The partners formed Detroit City FC, a minor league football team whose motto is “passion for our city, passion for the game.” The club’s mission was to meet the demand for football in downtown Detroit, represent the city in a positive light, and build community through “the beautiful game.”

The team originally played at the Cass Tech High School football field, where more than a thousand spectators turned out for the first game. In the third season, the game attendance exceeded 3,000 people, which required a major build-up. Team owners found it at Keyworth Stadium in 2015 and coordinated a fundraiser from 527 investors who donated $741,250 towards the site’s renovation.

In 2018, the owners converted an empty 75,000-square-foot field house into a practice space.

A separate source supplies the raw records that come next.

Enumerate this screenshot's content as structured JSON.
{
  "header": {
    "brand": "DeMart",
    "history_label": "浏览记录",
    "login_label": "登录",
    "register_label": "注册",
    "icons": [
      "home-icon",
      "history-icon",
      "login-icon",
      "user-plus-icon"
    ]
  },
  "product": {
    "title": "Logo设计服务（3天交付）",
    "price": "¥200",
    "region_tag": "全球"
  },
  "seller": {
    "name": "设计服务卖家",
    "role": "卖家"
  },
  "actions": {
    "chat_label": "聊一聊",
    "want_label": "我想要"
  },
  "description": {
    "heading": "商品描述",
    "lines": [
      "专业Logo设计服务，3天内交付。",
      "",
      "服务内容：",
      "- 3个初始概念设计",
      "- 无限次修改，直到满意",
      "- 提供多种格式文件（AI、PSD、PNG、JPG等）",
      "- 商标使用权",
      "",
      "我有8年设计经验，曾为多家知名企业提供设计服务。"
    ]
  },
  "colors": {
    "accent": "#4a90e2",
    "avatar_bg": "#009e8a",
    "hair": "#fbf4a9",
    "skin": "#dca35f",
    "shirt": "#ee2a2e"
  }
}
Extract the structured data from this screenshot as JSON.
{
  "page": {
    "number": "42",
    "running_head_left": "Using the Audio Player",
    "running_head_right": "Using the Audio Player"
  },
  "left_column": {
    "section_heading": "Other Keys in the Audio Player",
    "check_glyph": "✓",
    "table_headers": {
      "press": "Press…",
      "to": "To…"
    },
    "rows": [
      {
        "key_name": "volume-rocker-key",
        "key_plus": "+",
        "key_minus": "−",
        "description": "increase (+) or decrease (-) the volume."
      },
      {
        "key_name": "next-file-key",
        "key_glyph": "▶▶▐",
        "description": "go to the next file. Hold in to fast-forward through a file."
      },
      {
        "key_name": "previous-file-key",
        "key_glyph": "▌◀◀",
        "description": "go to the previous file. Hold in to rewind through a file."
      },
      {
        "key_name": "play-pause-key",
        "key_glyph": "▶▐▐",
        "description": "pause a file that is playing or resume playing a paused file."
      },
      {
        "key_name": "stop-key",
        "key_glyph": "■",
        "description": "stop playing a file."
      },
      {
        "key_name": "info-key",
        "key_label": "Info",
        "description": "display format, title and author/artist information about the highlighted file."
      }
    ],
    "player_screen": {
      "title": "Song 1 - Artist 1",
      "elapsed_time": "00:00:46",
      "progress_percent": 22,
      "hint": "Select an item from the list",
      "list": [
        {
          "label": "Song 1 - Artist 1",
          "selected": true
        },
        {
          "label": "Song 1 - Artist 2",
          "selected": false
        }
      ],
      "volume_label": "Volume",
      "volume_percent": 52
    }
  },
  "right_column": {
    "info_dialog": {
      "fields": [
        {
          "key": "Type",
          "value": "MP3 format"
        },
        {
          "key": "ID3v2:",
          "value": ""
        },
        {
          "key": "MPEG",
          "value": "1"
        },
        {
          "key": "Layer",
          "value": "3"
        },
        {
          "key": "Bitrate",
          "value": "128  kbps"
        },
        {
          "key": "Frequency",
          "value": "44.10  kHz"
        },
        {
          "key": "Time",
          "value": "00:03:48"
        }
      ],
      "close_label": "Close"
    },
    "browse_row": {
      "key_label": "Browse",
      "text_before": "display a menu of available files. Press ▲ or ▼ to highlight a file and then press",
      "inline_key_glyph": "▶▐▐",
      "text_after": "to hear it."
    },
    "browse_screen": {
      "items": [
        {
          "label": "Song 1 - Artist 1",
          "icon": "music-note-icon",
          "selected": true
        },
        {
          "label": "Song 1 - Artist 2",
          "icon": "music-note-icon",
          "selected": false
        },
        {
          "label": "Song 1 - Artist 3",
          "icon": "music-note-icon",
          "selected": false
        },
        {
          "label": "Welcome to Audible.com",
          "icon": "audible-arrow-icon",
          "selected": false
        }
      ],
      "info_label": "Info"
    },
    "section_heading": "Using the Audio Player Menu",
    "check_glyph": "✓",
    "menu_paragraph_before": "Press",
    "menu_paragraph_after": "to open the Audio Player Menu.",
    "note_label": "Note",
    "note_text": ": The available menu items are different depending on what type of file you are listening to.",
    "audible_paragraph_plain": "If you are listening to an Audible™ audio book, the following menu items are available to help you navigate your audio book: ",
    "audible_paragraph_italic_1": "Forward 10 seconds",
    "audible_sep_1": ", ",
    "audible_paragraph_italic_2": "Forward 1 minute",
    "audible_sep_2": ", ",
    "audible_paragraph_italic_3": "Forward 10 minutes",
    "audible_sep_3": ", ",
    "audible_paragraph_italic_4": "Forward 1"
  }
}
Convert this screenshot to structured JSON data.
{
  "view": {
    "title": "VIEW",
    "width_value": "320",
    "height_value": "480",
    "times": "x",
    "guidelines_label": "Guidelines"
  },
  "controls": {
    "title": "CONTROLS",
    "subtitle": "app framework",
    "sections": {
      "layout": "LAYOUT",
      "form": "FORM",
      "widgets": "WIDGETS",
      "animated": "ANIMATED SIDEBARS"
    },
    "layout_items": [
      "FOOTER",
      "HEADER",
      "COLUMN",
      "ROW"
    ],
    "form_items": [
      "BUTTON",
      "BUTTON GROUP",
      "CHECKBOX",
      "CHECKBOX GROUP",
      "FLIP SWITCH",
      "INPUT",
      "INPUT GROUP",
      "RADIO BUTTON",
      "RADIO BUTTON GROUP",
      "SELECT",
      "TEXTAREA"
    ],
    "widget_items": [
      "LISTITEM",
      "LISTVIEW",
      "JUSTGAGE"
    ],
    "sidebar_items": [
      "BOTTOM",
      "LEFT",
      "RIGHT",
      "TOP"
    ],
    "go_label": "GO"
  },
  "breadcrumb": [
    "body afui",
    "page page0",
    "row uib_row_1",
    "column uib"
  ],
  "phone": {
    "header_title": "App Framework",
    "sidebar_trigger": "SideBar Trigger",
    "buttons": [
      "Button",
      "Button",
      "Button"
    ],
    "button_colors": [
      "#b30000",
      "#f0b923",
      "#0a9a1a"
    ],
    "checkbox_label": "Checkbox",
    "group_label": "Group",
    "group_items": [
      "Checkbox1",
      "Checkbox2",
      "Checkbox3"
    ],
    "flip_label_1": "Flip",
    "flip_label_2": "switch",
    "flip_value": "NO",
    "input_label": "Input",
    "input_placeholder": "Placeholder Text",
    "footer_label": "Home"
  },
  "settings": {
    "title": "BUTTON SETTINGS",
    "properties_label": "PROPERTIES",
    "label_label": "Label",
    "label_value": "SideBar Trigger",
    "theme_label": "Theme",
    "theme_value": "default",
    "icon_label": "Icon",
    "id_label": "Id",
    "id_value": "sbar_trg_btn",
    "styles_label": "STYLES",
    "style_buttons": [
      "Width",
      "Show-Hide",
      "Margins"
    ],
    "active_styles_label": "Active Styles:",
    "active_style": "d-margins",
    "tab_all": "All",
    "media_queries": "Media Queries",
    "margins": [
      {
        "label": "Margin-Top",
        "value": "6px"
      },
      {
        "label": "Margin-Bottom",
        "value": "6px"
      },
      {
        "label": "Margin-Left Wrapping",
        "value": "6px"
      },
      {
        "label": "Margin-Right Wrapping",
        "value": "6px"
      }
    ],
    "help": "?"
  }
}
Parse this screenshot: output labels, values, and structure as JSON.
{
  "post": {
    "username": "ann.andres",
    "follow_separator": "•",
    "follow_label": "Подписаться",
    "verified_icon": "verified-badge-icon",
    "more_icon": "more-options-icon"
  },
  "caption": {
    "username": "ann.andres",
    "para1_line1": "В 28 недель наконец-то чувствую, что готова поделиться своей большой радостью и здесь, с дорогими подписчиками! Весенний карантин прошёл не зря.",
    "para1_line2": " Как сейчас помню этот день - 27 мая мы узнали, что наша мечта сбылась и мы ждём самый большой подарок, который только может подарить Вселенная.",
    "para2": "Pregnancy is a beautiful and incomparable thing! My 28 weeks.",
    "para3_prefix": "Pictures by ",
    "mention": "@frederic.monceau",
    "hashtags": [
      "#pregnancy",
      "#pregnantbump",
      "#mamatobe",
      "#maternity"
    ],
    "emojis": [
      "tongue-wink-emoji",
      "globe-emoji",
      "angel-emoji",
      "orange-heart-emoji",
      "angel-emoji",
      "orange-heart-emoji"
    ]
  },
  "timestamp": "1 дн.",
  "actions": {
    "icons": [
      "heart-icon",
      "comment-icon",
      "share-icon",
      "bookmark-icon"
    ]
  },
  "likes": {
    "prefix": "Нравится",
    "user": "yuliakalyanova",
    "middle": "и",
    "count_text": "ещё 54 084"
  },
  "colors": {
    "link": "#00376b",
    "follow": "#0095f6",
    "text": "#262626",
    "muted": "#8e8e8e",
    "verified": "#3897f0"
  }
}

The site, which was occasionally used by the Detroit Red Wings from the late 1990s to the mid-2010s, features two soccer fields, club offices and a bar.

Being a team owner wasn’t what Wright envisioned growing up in Detroit and Plymouth. Although he loved sports, his interests included traveling and screenwriting, which led him to the University of Michigan. Wright, who holds degrees in Italian Studies and Film/Video Studies, credits his mentor, Jim Burnstein, director of UM’s screenwriting program, with developing his creativity.

“The goal of each semester was to write a screenplay, which was tough, but what drove it all was Jim’s motivational gift,” Wright said. “I’ve never felt more confident about the idea of ​​writing than when I walked out of one of his lectures. You can also tell he’s a sports fan who has this big run-through-a-wall energy.”

Burnstein praised Wright for his achievements.

“Here was a visionary kid who saw the world through different eyes, and when he had his chance, he shaped something special in a city he obviously loves,” Burnstein said. “He just wanted to make a big difference in Detroit. And I think that’s something kids learn at UM and in our program, no matter where they go.”

Detroit City Football Club DCFC

As he reflects on the club’s next 10 years, Wright said he sees the men’s and women’s teams continue to thrive on the field and grow among fans in the region and beyond.

“This is the club I want to take my grandchildren to and with them a generation that has come to love the sport of red and gold,” he said.

The men’s team, known as “Le Rouge”, ended 2021 as third division champions of the National Independent Soccer Association. Before the end of the year, they announced their intention to join the second division of the USL championship.

In addition to the men’s team, the club established a semi-professional team for women in 2020. The team only played three games in the season curtailed by the COVID pandemic. Last summer, they finished third in the Midwest North division of the UWS League. They’re playing in the USL-W League this spring.